As part of Zochrot’s New KKL project we surveyed 200 visitors to Canada Park on Saturdays, from November, 2013 through January, 2014 (Editor’s Note: KKL is the acronym of the Hebrew name of the Jewish National Fund). The interviewers were Eitan Bronstein Aparicio and Jeremy Milgrom. The respondents were people they met in the park who agreed to participate in the survey.
First question: “Are we inside the Green Line or outside it – that is, on the West Bank?” The map to the left shows that the area where visitors were surveyed is located on the West Bank, beyond the Green Line.
150 of the 200 respondents – 75% – said “We’re inside the Green Line.” Not a few added, “certainly,” or “of course” inside the Green Line. They were very surprised to discover their mistake. A young couple who had been surprised by the information ran into Zochrot’s interviewer two hours later and said, “We’re still trying to digest the information you provided.”
14 didn’t know the answer; 36 knew we were beyond the Green Line. Some, particularly older respondents, knew a great deal about what happened in the area during the 1948 war, and about its capture in 1967. While we didn’t record information about the respondents’ background, Israelis from the former Soviet Union generally were less knowledgeable about the area’s history.
Second question: “Are you aware of any localities that were once located in the area of the park – two thousand years ago, one thousand years ago, or fifty years ago?” 88 knew about some localities, even if most weren’t able to name them. They knew, or had heard of, Roman localities, Jewish localities (Tel Ayalon) or Arab localities. 112 didn’t know of any localities that had once been located in the Canada Park area.
Third question: “Do you know about any Arab/Palestinian localities that were once located in the area of the park?”48 knew or had heard about Arab localities. Most didn’t know much about them, or their names, only that until the 1967 war they’d been located in the area where the park was established.
152 knew nothing about the Palestinian localities in the park’s area, and even when we pointed out their ruins they didn’t know what they were.
Fourth question: “What do you think about the KKL erecting signs in Canada Park and other parks it runs explaining the history of Palestinian villages that had been there?”137 agreed. Most of the respondents favored erecting signs, unlike KKL’s practice of avoiding providing information on its signs about the demolished villages within the park area.
Many respondents stressed the importance of knowing the history regardless of their political views about the conflict. Others said that it was important to explain about the Palestinian villages precisely in order to stress and justify what occurred in 1967. Those opposed to the 1967 conquest said that signs would remind people of the injustice of demolishing the villages, which is important.

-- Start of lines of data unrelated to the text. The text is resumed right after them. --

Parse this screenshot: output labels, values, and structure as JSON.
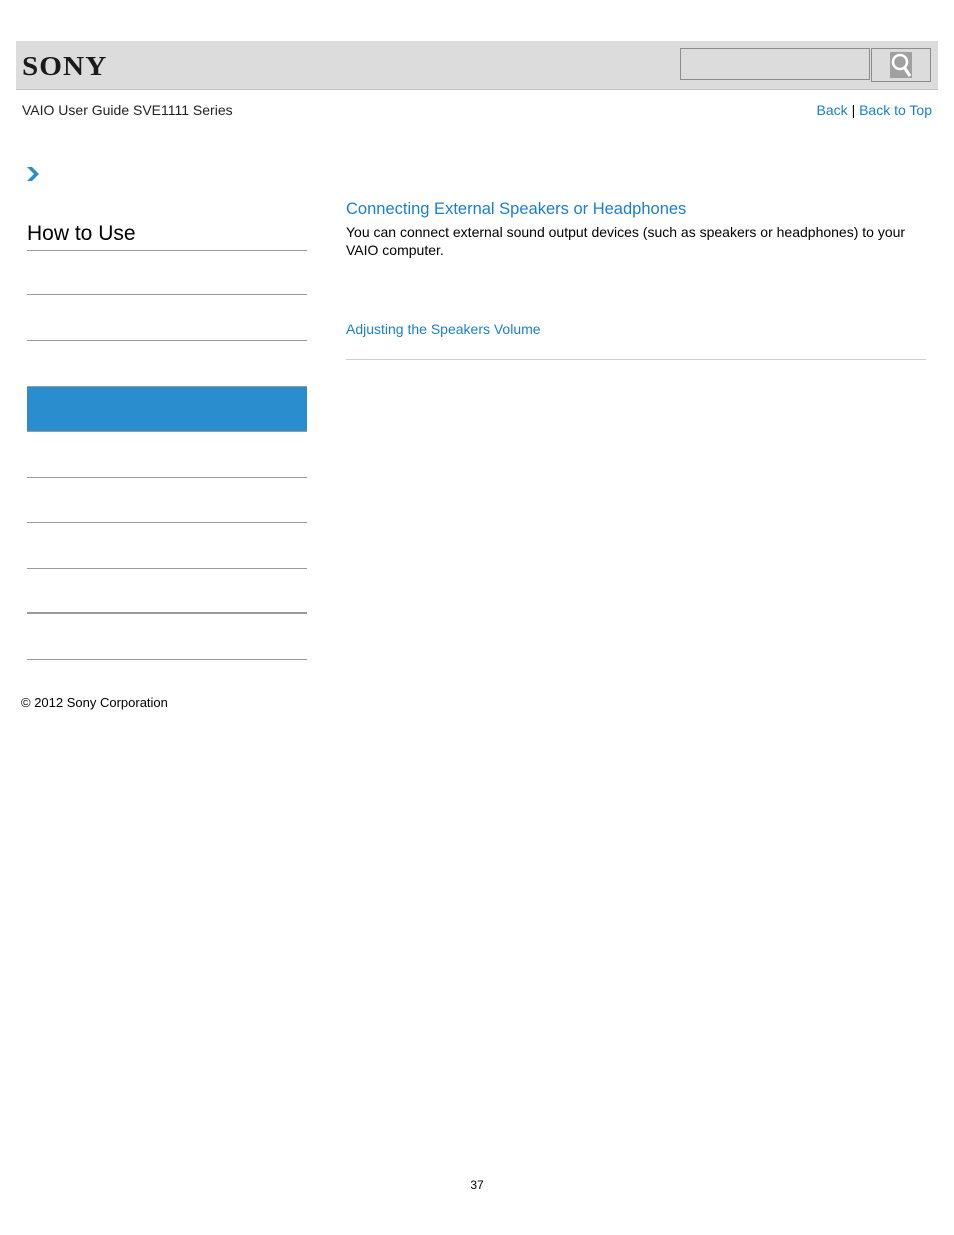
{
  "header": {
    "logo_text": "SONY",
    "search": {
      "value": "",
      "placeholder": ""
    },
    "search_button_icon": "search-icon"
  },
  "subheader": {
    "guide_title": "VAIO User Guide SVE1111 Series",
    "back_label": "Back",
    "separator": "|",
    "back_to_top_label": "Back to Top"
  },
  "breadcrumb": {
    "icon": "chevron-right-icon"
  },
  "sidebar": {
    "title": "How to Use",
    "items": [
      {
        "label": "",
        "active": false
      },
      {
        "label": "",
        "active": false
      },
      {
        "label": "",
        "active": true
      },
      {
        "label": "",
        "active": false
      },
      {
        "label": "",
        "active": false
      },
      {
        "label": "",
        "active": false
      },
      {
        "label": "",
        "active": false
      },
      {
        "label": "",
        "active": false
      }
    ]
  },
  "main": {
    "title": "Connecting External Speakers or Headphones",
    "description": "You can connect external sound output devices (such as speakers or headphones) to your VAIO computer.",
    "related_link": "Adjusting the Speakers Volume"
  },
  "footer": {
    "copyright": "© 2012 Sony Corporation",
    "page_number": "37"
  },
  "colors": {
    "accent": "#1a7fcf",
    "active_item": "#2a8dcd",
    "header_bg": "#dcdcdc"
  }
}
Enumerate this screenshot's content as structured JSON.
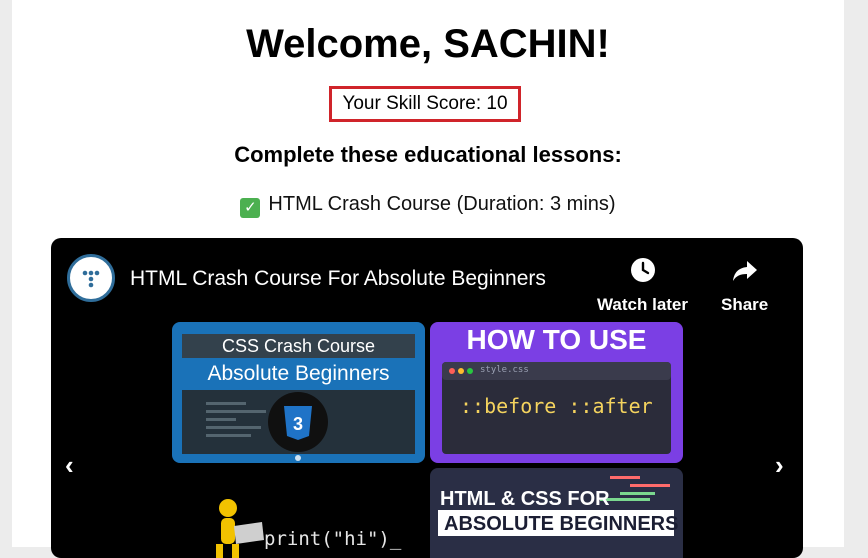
{
  "header": {
    "welcome": "Welcome, SACHIN!",
    "score": "Your Skill Score: 10",
    "subtitle": "Complete these educational lessons:"
  },
  "lesson": {
    "check_icon": "check-mark-icon",
    "text": "HTML Crash Course (Duration: 3 mins)"
  },
  "video": {
    "title": "HTML Crash Course For Absolute Beginners",
    "watch_later": "Watch later",
    "share": "Share",
    "prev_icon": "chevron-left-icon",
    "next_icon": "chevron-right-icon",
    "thumbnails": [
      {
        "line1": "CSS Crash Course",
        "line2": "Absolute Beginners"
      },
      {
        "heading": "HOW TO USE",
        "file": "style.css",
        "code": "::before ::after"
      },
      {
        "code": "print(\"hi\")_"
      },
      {
        "line1": "HTML & CSS FOR",
        "line2": "ABSOLUTE BEGINNERS"
      }
    ]
  },
  "colors": {
    "score_border": "#d0242a",
    "check": "#4cb050",
    "video_bg": "#000000"
  }
}
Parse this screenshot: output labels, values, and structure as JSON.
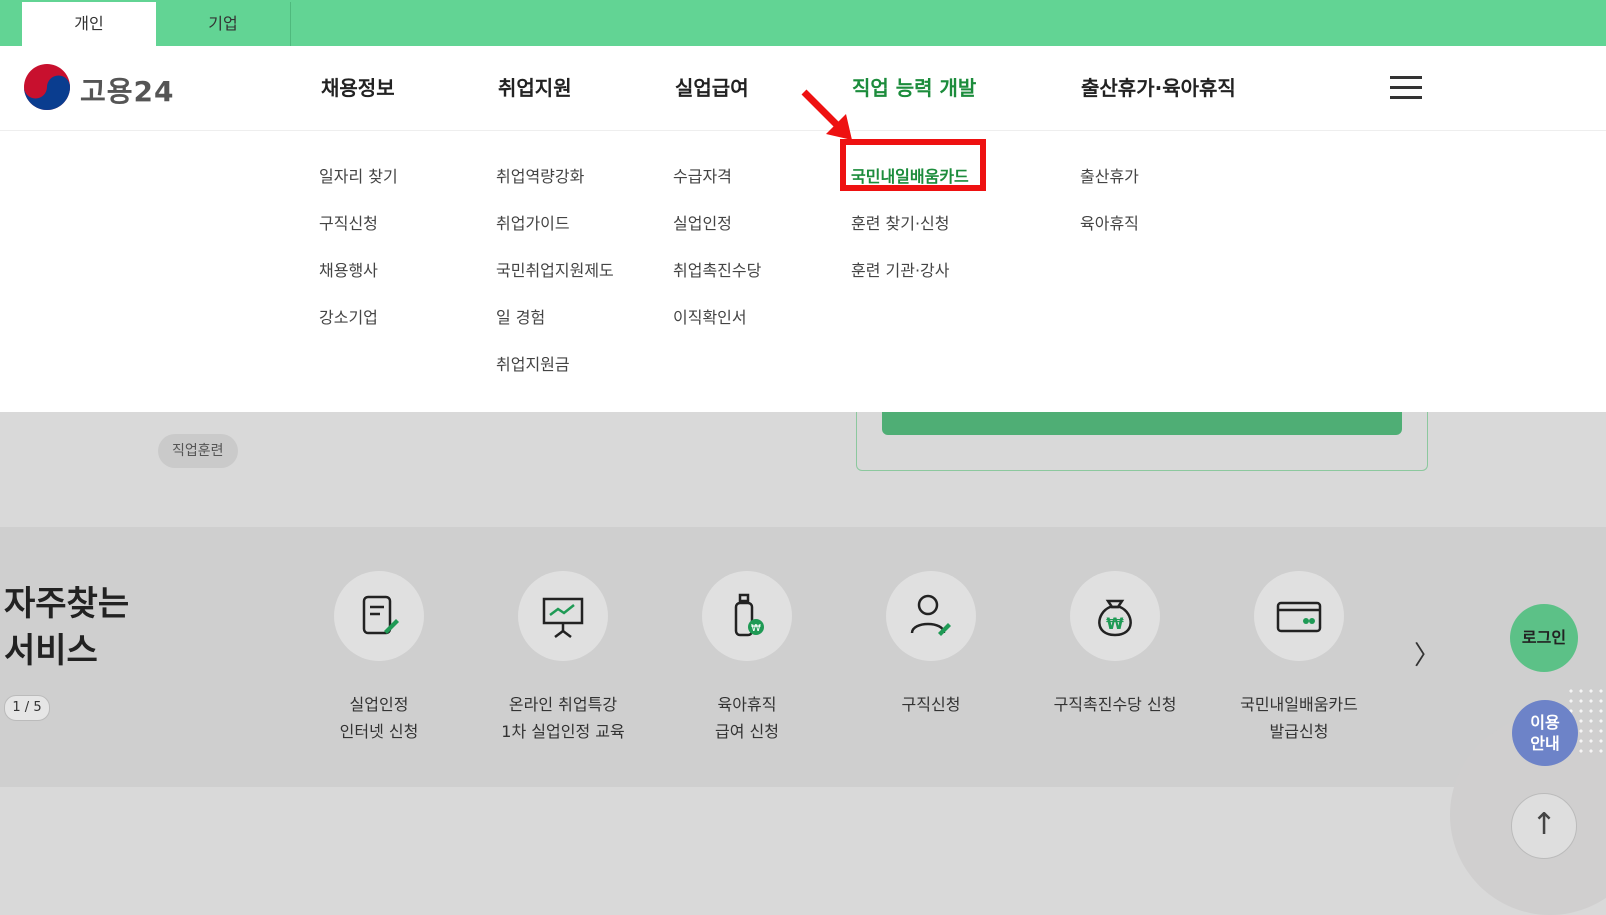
{
  "topTabs": [
    "개인",
    "기업"
  ],
  "logo": {
    "text": "고용24"
  },
  "gnb": [
    "채용정보",
    "취업지원",
    "실업급여",
    "직업 능력 개발",
    "출산휴가·육아휴직"
  ],
  "submenus": {
    "jobInfo": [
      "일자리 찾기",
      "구직신청",
      "채용행사",
      "강소기업"
    ],
    "employmentSupport": [
      "취업역량강화",
      "취업가이드",
      "국민취업지원제도",
      "일 경험",
      "취업지원금"
    ],
    "unemploymentBenefit": [
      "수급자격",
      "실업인정",
      "취업촉진수당",
      "이직확인서"
    ],
    "vocationalTraining": [
      "국민내일배움카드",
      "훈련 찾기·신청",
      "훈련 기관·강사"
    ],
    "parentalLeave": [
      "출산휴가",
      "육아휴직"
    ]
  },
  "tags": [
    "직업훈련"
  ],
  "faq": {
    "titleLine1": "자주찾는",
    "titleLine2": "서비스",
    "pager": "1 / 5",
    "next": "〉",
    "services": [
      {
        "icon": "document-edit-icon",
        "line1": "실업인정",
        "line2": "인터넷 신청"
      },
      {
        "icon": "presentation-icon",
        "line1": "온라인 취업특강",
        "line2": "1차 실업인정 교육"
      },
      {
        "icon": "baby-bottle-icon",
        "line1": "육아휴직",
        "line2": "급여 신청"
      },
      {
        "icon": "user-edit-icon",
        "line1": "구직신청",
        "line2": ""
      },
      {
        "icon": "money-bag-icon",
        "line1": "구직촉진수당 신청",
        "line2": ""
      },
      {
        "icon": "card-icon",
        "line1": "국민내일배움카드",
        "line2": "발급신청"
      }
    ]
  },
  "floating": {
    "login": "로그인",
    "guideLine1": "이용",
    "guideLine2": "안내",
    "top": "↑"
  },
  "colors": {
    "brand": "#62d494",
    "active": "#1c8c3c",
    "highlight": "#ee1111"
  }
}
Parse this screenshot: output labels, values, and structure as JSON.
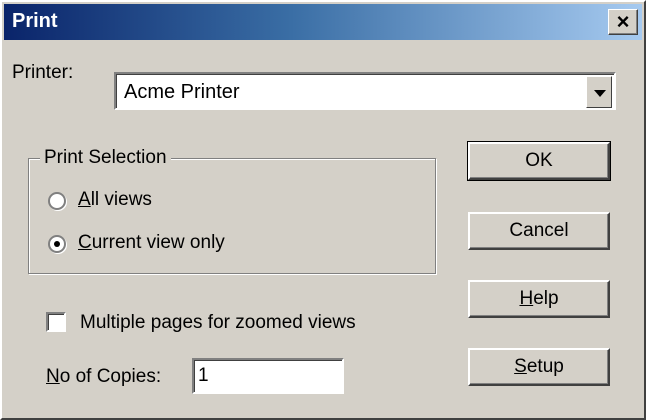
{
  "window": {
    "title": "Print",
    "close_symbol": "✕"
  },
  "printer": {
    "label": "Printer:",
    "selected": "Acme Printer"
  },
  "print_selection": {
    "title": "Print Selection",
    "options": [
      {
        "label_mnemonic": "A",
        "label_rest": "ll views",
        "checked": false
      },
      {
        "label_mnemonic": "C",
        "label_rest": "urrent view only",
        "checked": true
      }
    ]
  },
  "multiple_pages": {
    "label": "Multiple pages for zoomed views",
    "checked": false
  },
  "copies": {
    "label_mnemonic": "N",
    "label_rest": "o of Copies:",
    "value": "1"
  },
  "buttons": {
    "ok": "OK",
    "cancel": "Cancel",
    "help_mnemonic": "H",
    "help_rest": "elp",
    "setup_mnemonic": "S",
    "setup_rest": "etup"
  }
}
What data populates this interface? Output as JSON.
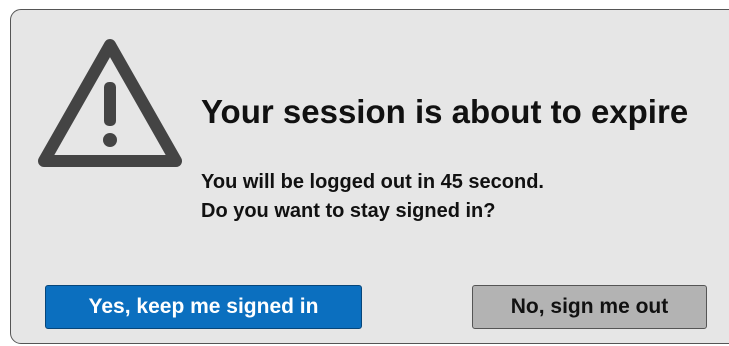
{
  "dialog": {
    "icon": "warning-triangle-icon",
    "title": "Your session is about to expire",
    "message_line1": "You will be logged out in 45 second.",
    "message_line2": "Do you want to stay signed in?",
    "countdown_seconds": 45
  },
  "buttons": {
    "stay_label": "Yes, keep me signed in",
    "logout_label": "No, sign me out"
  },
  "colors": {
    "dialog_background": "#e6e6e6",
    "primary_button": "#0b6fbf",
    "secondary_button": "#b3b3b3",
    "icon": "#444444"
  }
}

Responses to the survey indicate that a large majority of visitors to Canada Park aren’t aware of the existence of the villages of ‘Imwas and Yalu that were located there until 1967, even though their ruins are abundant in the area. To generalize from this [lack of] knowledge, we can conclude that most visitors to KKL forests in Israel know almost nothing about Palestinian villages destroyed by Israel during the Nakba, which had been located within the area of those forests. Therefore, it’s encouraging that most Israelis agree with the idea that the KKL should erect signs explaining about those villages.
Translation to English: Charles Kamen. This post originally appeared on the Zochrot website.